Hi Cay, I'd like to comment on your point about toString generator. I'm not sure you're aware of this, but it actually does allow you to use getClass().getName() and include super.toString(). It's all configurable with 'String format' template mechanism. Just edit the template and use ctrl+space to see what variables can be used. So maybe the default template is not perfect, but you don't need to wait for 3.6 to use the generator the way you like :) Please let me know if that helps or did you have something else in mind. I'm the main contributor of the toString generator feature and I love to hear what people think about it (and especially what they don't like about it).

Hey Cay, I got a problem to install glassfish plugin in Galileo. I have added update site "http://ajax.dev.java.net/eclipse". But i failed to download it. The error message is showed below: An error occurred during the org.eclipse.equinox.internal.provisional.p2.engine.phases.CheckTrust phase. session context was:(profile=epp.package.jee, phase=org.eclipse.equinox.internal.provisional.p2.engine.phases.CheckTrust, operand=[R]com.sun.enterprise.jst.server.sunappsrv 1.0.27 --> [R]com.sun.enterprise.jst.server.sunappsrv 1.0.28, action=). java.lang.NullPointerException

Anyone facing some slowing down when searching in files if one of the files is a big javascript file? I'm talking about a huge time, sounding like a bug, an issue not found in previous versions.
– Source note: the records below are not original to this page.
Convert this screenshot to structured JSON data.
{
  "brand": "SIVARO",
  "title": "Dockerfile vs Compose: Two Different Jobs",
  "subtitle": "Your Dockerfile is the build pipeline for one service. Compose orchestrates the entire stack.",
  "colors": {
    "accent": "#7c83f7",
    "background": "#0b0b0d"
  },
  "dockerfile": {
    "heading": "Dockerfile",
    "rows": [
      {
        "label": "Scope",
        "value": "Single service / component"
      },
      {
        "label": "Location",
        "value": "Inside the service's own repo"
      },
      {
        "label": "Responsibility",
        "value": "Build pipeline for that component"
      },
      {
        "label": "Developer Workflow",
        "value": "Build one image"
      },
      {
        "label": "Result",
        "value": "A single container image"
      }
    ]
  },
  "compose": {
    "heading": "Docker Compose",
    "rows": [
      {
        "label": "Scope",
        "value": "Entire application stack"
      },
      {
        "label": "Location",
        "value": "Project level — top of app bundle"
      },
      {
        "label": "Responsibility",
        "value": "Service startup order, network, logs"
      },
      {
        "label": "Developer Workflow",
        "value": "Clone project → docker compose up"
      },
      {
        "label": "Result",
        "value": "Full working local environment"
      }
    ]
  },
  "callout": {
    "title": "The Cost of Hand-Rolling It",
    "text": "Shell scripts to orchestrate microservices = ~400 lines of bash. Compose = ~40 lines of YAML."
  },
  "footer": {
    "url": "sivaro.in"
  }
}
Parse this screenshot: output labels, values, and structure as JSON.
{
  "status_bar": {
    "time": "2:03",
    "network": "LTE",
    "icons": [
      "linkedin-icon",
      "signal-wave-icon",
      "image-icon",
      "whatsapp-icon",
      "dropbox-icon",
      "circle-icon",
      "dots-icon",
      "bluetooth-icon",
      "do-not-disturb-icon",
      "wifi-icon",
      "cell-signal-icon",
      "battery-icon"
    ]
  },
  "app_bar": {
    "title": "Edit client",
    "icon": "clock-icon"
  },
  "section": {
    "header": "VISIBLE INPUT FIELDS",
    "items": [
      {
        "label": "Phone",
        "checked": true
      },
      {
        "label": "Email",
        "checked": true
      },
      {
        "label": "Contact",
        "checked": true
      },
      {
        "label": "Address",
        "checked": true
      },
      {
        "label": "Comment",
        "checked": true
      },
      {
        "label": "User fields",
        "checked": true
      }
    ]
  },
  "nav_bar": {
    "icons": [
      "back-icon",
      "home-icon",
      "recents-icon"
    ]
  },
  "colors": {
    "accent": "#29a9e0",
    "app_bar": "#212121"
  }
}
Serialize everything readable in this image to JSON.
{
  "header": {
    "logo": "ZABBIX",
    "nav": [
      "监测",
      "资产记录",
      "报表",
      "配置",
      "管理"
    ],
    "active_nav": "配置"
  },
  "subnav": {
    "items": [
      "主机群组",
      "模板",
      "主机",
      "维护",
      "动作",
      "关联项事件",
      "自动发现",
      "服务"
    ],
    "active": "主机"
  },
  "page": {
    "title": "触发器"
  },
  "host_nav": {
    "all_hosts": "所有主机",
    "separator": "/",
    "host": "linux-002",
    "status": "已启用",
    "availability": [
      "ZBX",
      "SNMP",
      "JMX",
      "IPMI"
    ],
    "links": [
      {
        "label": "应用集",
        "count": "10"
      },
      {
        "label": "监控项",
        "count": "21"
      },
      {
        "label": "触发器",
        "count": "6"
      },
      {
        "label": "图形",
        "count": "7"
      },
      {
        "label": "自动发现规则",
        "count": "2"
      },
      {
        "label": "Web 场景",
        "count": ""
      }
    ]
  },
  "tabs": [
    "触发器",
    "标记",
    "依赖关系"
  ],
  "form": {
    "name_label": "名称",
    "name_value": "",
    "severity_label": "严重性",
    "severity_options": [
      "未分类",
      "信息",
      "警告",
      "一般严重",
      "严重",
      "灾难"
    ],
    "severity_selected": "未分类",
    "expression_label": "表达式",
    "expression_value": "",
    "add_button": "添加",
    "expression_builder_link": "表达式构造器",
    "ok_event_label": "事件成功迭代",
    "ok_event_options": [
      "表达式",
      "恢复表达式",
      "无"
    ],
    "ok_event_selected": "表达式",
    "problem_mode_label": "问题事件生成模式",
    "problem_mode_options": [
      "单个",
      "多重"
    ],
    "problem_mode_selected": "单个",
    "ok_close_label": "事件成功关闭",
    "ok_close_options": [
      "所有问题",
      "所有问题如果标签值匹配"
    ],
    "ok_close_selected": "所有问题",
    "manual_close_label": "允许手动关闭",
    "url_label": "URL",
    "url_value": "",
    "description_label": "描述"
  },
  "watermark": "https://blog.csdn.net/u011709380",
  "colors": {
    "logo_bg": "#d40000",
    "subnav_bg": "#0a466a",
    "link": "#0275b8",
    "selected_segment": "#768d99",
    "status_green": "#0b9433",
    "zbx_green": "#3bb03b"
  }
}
You can add Java 7 to Eclipse as an "alternate JRE". It works fine for me--the library changes are automatically picked up. Of course, if there are language changes, then Eclipse won't be able to deal with them until its parser catches up. Ditto for Netbeans.

Hi Cay, maybe I am missing something, but Eclipse 3.5 doesn't seem to support Java 1.7 in any way. For people that like to stay at the cutting edge, it's completely useless right now that Java 1.6 development is essentually over!

Thanks for your reply Gary. It does not work for me yet with JSP pages. But I now know that it is at intended to work, since it works for JSF. Does it also work for your EJB and EAR modules?

@Jelte: Hot-deploy works beautifully for me with Eclipse and Glassfish v3. In fact, it is quite a bit more reliable than with Tomcat. It's definitely a game-changer. Now this is with JSF 2.0 and facelets--I haven't tried it with JSP. @javafollower: It works for me. Try http://horstmann.com/corejsf/. That's where it gets redirected.

Hi Cay, I'm sorry if this is totally inappropriate but I please check your corejsf.com because it hasn't worked for several days now. There are (supposedly) bugs in the sample code and I'd like to inform them. Have a great day!

Hi Gary, Thanks for another nice down-to-earth article. I also find the usability of the subversive and the "download server adapter" quite dissapointing. To this I add that downloading server adapters is not always working from countries like China due to unstable network connections. So thanks again for finding the link for adding the GlassFish adapter manually! I do have a question: Does the GlassFish plugin for Eclipse work for you with hot deployment? This is for me the only reason to stick to Tomcat for development, while my production environment is GlassFish. When I save a JSP page I do not want to restart GlassFish, but I want GlassFish to recompile the page. And when I change a Java class I do not want to restart manually and log in again. It should go automatically, as long as your session contains only Serializable data. This trick works for years in Tomcat. Did you manage to make this work in GlassFish? Thanks! Jelte p.s. I know it works in NetBeans, but that does not help me :-)